Records drawn from a dataset:

=====

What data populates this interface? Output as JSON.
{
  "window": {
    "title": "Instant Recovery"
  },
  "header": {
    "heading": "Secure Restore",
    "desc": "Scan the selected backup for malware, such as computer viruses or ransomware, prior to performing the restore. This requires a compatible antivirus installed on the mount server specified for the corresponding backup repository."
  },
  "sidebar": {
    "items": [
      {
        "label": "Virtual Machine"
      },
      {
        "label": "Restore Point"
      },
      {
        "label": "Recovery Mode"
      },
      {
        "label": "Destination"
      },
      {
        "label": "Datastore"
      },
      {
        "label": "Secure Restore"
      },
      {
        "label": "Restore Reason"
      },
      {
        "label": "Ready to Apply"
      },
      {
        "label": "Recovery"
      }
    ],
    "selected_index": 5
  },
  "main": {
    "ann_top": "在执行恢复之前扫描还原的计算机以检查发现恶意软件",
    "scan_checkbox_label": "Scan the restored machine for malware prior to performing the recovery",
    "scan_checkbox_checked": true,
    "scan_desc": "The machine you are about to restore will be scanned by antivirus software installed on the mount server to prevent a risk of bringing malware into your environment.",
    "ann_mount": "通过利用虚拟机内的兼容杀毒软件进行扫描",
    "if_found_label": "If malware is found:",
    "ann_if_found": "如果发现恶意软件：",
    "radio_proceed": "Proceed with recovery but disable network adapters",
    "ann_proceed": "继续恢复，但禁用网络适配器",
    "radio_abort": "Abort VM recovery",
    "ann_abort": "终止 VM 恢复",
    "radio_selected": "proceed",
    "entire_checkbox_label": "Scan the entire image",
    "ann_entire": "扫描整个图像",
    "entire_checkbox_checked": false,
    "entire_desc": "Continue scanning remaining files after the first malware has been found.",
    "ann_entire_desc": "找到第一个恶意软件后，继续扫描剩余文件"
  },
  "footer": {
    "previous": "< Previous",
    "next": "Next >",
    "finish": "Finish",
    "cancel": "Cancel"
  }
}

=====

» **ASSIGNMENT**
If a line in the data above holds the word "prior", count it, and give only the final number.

» **REPLY TO THE TASK**
2